Toronto Star – Jesse McLean
‘Eroded’ controls lead to more guns on streets: expert

There has been a 50% increase in the number of restricted guns in the last five years in Canada.  Further, once a person has a firearms license, he or she can purchase as many guns as they wish and the practice of re-selling the guns for profit is a growing business.  Bill C-42 (June 2015) reduced the role of the Chief Firearms Officer to refuse gun licences.  Critics want the authority to decline licences restored.    Related article: Toronto Star – Betsy Powell   Toronto police memo flags surge in domestic handgun trafficking

Abacus Data – Bruce Anderson & David Coletto
What keeps us awake: Top national issues

This article may well be helpful in the light of the confusion around the issues in the most recent US election.  The national survey was conducted on-line and ranks the issues according to regions and gender.  The leader on national issues is general economic conditions with 34% nation-wide, 27% in BC and 47% in Alberta.

Toronto Star – Matthew Gourlay
Trump election turns back the clock on justice reform
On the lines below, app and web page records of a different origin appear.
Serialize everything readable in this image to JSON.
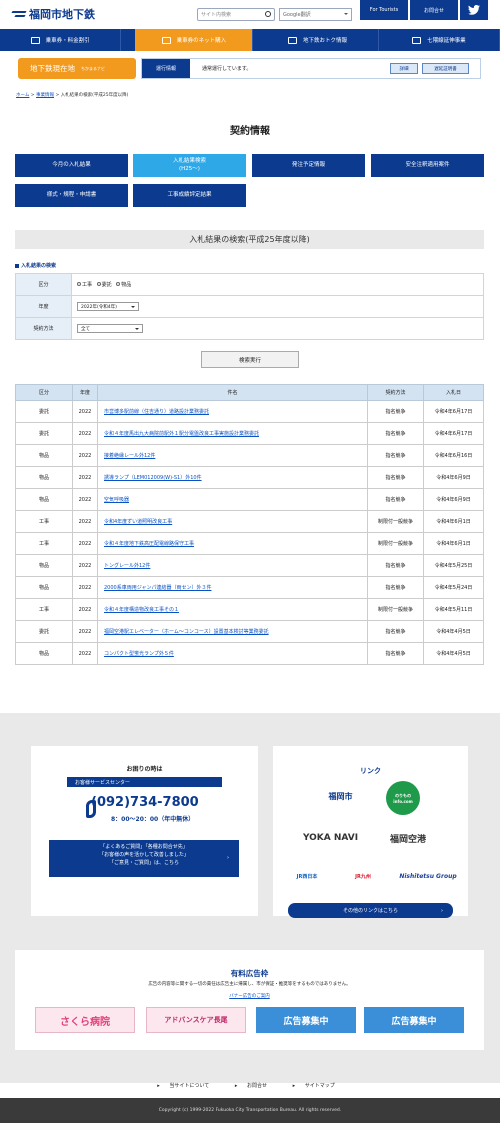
{
  "header": {
    "logo": "福岡市地下鉄",
    "search_placeholder": "サイト内検索",
    "google_translate": "Google翻訳",
    "for_tourists": "For Tourists",
    "contact": "お問合せ"
  },
  "nav": [
    {
      "label": "乗車券・料金割引",
      "icon": "ticket-icon"
    },
    {
      "label": "乗車券のネット購入",
      "icon": "cart-icon"
    },
    {
      "label": "地下鉄おトク情報",
      "icon": "train-icon"
    },
    {
      "label": "七隈線延伸事業",
      "icon": "construction-icon"
    }
  ],
  "train": {
    "location": "地下鉄現在地",
    "location_sub": "ちかまるナビ",
    "status_label": "運行情報",
    "status_text": "通常運行しています。",
    "detail": "詳細",
    "delay_cert": "遅延証明書"
  },
  "breadcrumb": {
    "home": "ホーム",
    "parent": "事業情報",
    "current": "入札結果の検索(平成25年度以降)"
  },
  "page_title": "契約情報",
  "tabs": [
    "今月の入札結果",
    "入札結果検索\n(H25〜)",
    "発注予定情報",
    "安全注釈適用案件",
    "様式・規程・申請書",
    "工事成績評定結果"
  ],
  "section_title": "入札結果の検索(平成25年度以降)",
  "form": {
    "title": "入札結果の検索",
    "category_label": "区分",
    "categories": [
      "工事",
      "委託",
      "物品"
    ],
    "year_label": "年度",
    "year_value": "2022年(令和4年)",
    "method_label": "契約方法",
    "method_value": "全て",
    "submit": "検索実行"
  },
  "results": {
    "headers": [
      "区分",
      "年度",
      "件名",
      "契約方法",
      "入札日"
    ],
    "rows": [
      [
        "委託",
        "2022",
        "市営博多駅前線（住吉通り）道路設計業務委託",
        "指名競争",
        "令和4年6月17日"
      ],
      [
        "委託",
        "2022",
        "令和４年度馬出九大病院前駅外１駅分電盤改良工事実施設計業務委託",
        "指名競争",
        "令和4年6月17日"
      ],
      [
        "物品",
        "2022",
        "接着絶縁レール外12件",
        "指名競争",
        "令和4年6月16日"
      ],
      [
        "物品",
        "2022",
        "誘導ランプ（LEM012009(W)-S1）外10件",
        "指名競争",
        "令和4年6月9日"
      ],
      [
        "物品",
        "2022",
        "空気呼吸器",
        "指名競争",
        "令和4年6月9日"
      ],
      [
        "工事",
        "2022",
        "令和4年度ずい道照明改良工事",
        "制限付一般競争",
        "令和4年6月1日"
      ],
      [
        "工事",
        "2022",
        "令和４年度地下鉄高圧配電線路保守工事",
        "制限付一般競争",
        "令和4年6月1日"
      ],
      [
        "物品",
        "2022",
        "トングレール外12件",
        "指名競争",
        "令和4年5月25日"
      ],
      [
        "物品",
        "2022",
        "2000系車両用ジャンパ連結器（両セン）外３件",
        "指名競争",
        "令和4年5月24日"
      ],
      [
        "工事",
        "2022",
        "令和４年度構造物改良工事その１",
        "制限付一般競争",
        "令和4年5月11日"
      ],
      [
        "委託",
        "2022",
        "福岡空港駅エレベーター（ホーム〜コンコース）設置基本検討等業務委託",
        "指名競争",
        "令和4年4月5日"
      ],
      [
        "物品",
        "2022",
        "コンパクト型蛍光ランプ外５件",
        "指名競争",
        "令和4年4月5日"
      ]
    ]
  },
  "help": {
    "title": "お困りの時は",
    "center": "お客様サービスセンター",
    "tel": "(092)734-7800",
    "hours": "8：00〜20：00（年中無休）",
    "faq_lines": [
      "「よくあるご質問」「各種お問合せ先」",
      "「お客様の声を活かして改善しました」",
      "「ご意見・ご質問」は、こちら"
    ]
  },
  "links": {
    "title": "リンク",
    "items": [
      "福岡市",
      "のりもの info.com",
      "YOKA NAVI",
      "福岡空港",
      "JR西日本",
      "JR九州",
      "Nishitetsu Group"
    ],
    "more": "その他のリンクはこちら"
  },
  "ads": {
    "title": "有料広告枠",
    "disclaimer": "広告の内容等に関する一切の責任は広告主に帰属し、市が保証・推奨等をするものではありません。",
    "link": "バナー広告のご案内",
    "banners": [
      "さくら病院",
      "アドバンスケア長尾",
      "広告募集中",
      "広告募集中"
    ]
  },
  "footer_links": [
    "当サイトについて",
    "お問合せ",
    "サイトマップ"
  ],
  "copyright": "Copyright (c) 1999-2022 Fukuoka City Transportation Bureau. All rights reserved.",
  "colors": {
    "navy": "#0b3a8f",
    "orange": "#f29a1e",
    "sky": "#2fa8e8"
  }
}
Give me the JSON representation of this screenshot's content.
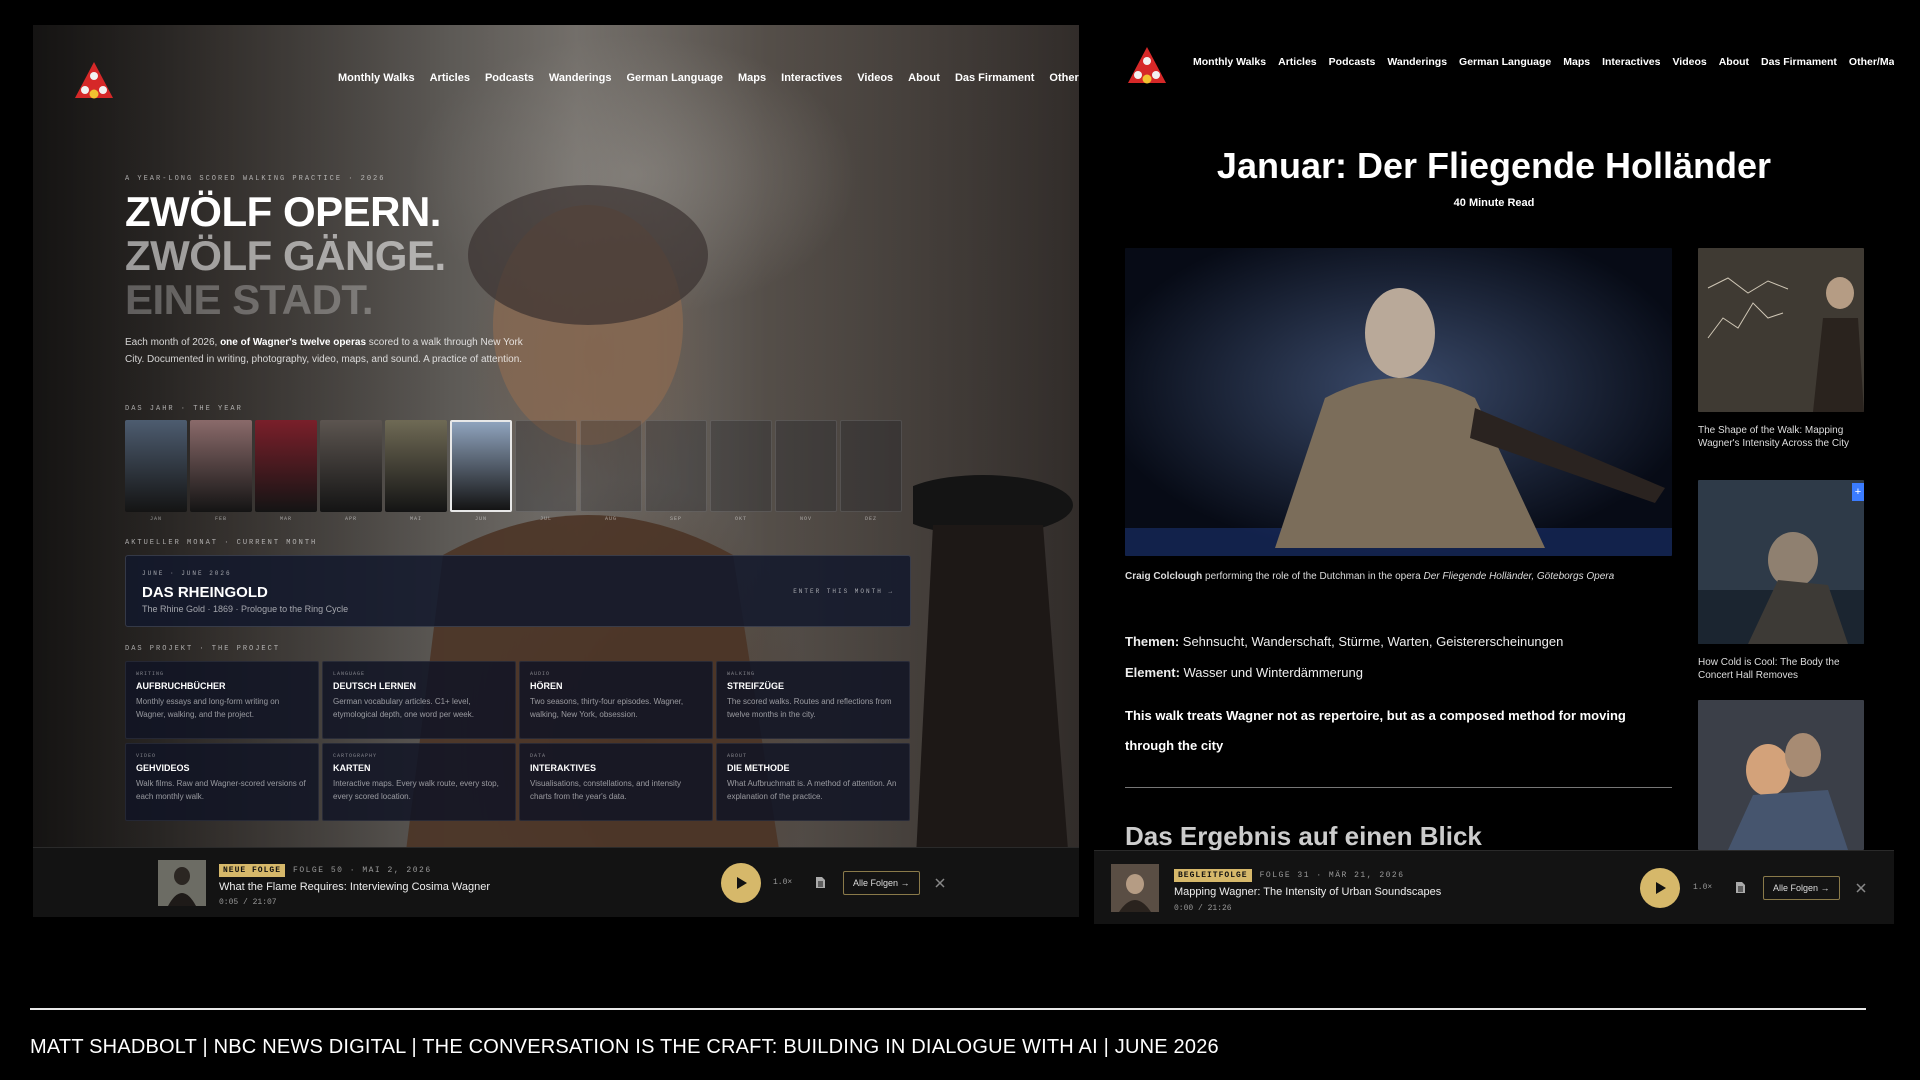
{
  "nav": [
    "Monthly Walks",
    "Articles",
    "Podcasts",
    "Wanderings",
    "German Language",
    "Maps",
    "Interactives",
    "Videos",
    "About",
    "Das Firmament",
    "Other/Matts"
  ],
  "left": {
    "kicker": "A YEAR-LONG SCORED WALKING PRACTICE · 2026",
    "heading": [
      "ZWÖLF OPERN.",
      "ZWÖLF GÄNGE.",
      "EINE STADT."
    ],
    "lead_pre": "Each month of 2026, ",
    "lead_bold": "one of Wagner's twelve operas",
    "lead_post": " scored to a walk through New York City. Documented in writing, photography, video, maps, and sound. A practice of attention.",
    "year_label": "DAS JAHR · THE YEAR",
    "months": [
      "JAN",
      "FEB",
      "MAR",
      "APR",
      "MAI",
      "JUN",
      "JUL",
      "AUG",
      "SEP",
      "OKT",
      "NOV",
      "DEZ"
    ],
    "current_label": "AKTUELLER MONAT · CURRENT MONTH",
    "current": {
      "dates": "JUNE · JUNE 2026",
      "title": "DAS RHEINGOLD",
      "subtitle": "The Rhine Gold · 1869 · Prologue to the Ring Cycle",
      "cta": "ENTER THIS MONTH →"
    },
    "project_label": "DAS PROJEKT · THE PROJECT",
    "cards": [
      {
        "kicker": "WRITING",
        "title": "AUFBRUCHBÜCHER",
        "desc": "Monthly essays and long-form writing on Wagner, walking, and the project."
      },
      {
        "kicker": "LANGUAGE",
        "title": "DEUTSCH LERNEN",
        "desc": "German vocabulary articles. C1+ level, etymological depth, one word per week."
      },
      {
        "kicker": "AUDIO",
        "title": "HÖREN",
        "desc": "Two seasons, thirty-four episodes. Wagner, walking, New York, obsession."
      },
      {
        "kicker": "WALKING",
        "title": "STREIFZÜGE",
        "desc": "The scored walks. Routes and reflections from twelve months in the city."
      },
      {
        "kicker": "VIDEO",
        "title": "GEHVIDEOS",
        "desc": "Walk films. Raw and Wagner-scored versions of each monthly walk."
      },
      {
        "kicker": "CARTOGRAPHY",
        "title": "KARTEN",
        "desc": "Interactive maps. Every walk route, every stop, every scored location."
      },
      {
        "kicker": "DATA",
        "title": "INTERAKTIVES",
        "desc": "Visualisations, constellations, and intensity charts from the year's data."
      },
      {
        "kicker": "ABOUT",
        "title": "DIE METHODE",
        "desc": "What Aufbruchmatt is. A method of attention. An explanation of the practice."
      }
    ],
    "player": {
      "badge": "NEUE FOLGE",
      "meta": "FOLGE 50 · MAI 2, 2026",
      "title": "What the Flame Requires: Interviewing Cosima Wagner",
      "time": "0:05  /  21:07",
      "speed": "1.0×",
      "all": "Alle Folgen →"
    }
  },
  "right": {
    "title": "Januar: Der Fliegende Holländer",
    "read": "40 Minute Read",
    "caption_name": "Craig Colclough",
    "caption_mid": " performing the role of the Dutchman in the opera ",
    "caption_italic": "Der Fliegende Holländer, Göteborgs Opera",
    "themes_label": "Themen:",
    "themes": " Sehnsucht, Wanderschaft, Stürme, Warten, Geistererscheinungen",
    "element_label": "Element:",
    "element": " Wasser und Winterdämmerung",
    "statement": "This walk treats Wagner not as repertoire, but as a composed method for moving through the city",
    "section": "Das Ergebnis auf einen Blick",
    "side": [
      {
        "caption": "The Shape of the Walk: Mapping Wagner's Intensity Across the City"
      },
      {
        "caption": "How Cold is Cool: The Body the Concert Hall Removes"
      }
    ],
    "plus": "+",
    "player": {
      "badge": "BEGLEITFOLGE",
      "meta": "FOLGE 31 · MÄR 21, 2026",
      "title": "Mapping Wagner: The Intensity of Urban Soundscapes",
      "time": "0:00  /  21:26",
      "speed": "1.0×",
      "all": "Alle Folgen →"
    }
  },
  "footer": "MATT SHADBOLT | NBC NEWS DIGITAL | THE CONVERSATION IS THE CRAFT: BUILDING IN DIALOGUE WITH AI | JUNE 2026",
  "colors": {
    "accent": "#d6b86a",
    "logo_red": "#d62828",
    "logo_yellow": "#f2c230"
  }
}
Gourlay, a Canadian criminal defense lawyer, recites the Trump support for the capital punishment of five youths – the Central Park Five – four Black and one Hispanic, for a crime they did not commit.  Says Gourlay:  “Now it’s saddled with Trump, who rejects not only the cause of racial justice but the very mindset of fact-based inquiry that has given the reform movement bipartisan legs. The forthcoming struggle has a number of fronts and the criminal justice system is one of them.”

Globe and Mail – Patrick White
Ontario ignored warnings on solitary confinement

White cites the previous warnings delivered by various coroner’s inquests over the years about conditions in the cell which held Adam Capay, the most recent victim of solitary in the Thunder Bay Jail.  In 2008, Christopher Coaster died in the same cell where a very hot summer compounded the problems of de-hydration.  “It was horrible,” said Robert McKenzie, a jail sergeant at the time. “He dehydrated to death and boiled to death in there.”  And yet, the cell has been used repeatedly.    Related article:  Globe and Mail Editorial (Nov. 10, 2016)   Ontario has no reasons left to delay its reform of solitary confinement

Globe and Mail – Tavia Grant
United Nations report urges Canada to address gender equality barriers

Every five years the United Nations convenes groups to assess and make recommendations on how to better respond to social issues.  This report from the Committee on the Elimination of Discrimination against Women comments on a wide variety of issues from pay equity to violence against women, especially Indigenous women, and solitary confinement in prison.  The report highlighted in particular the high number of incidents of gender based violence and the failure of many victims even to report the violence.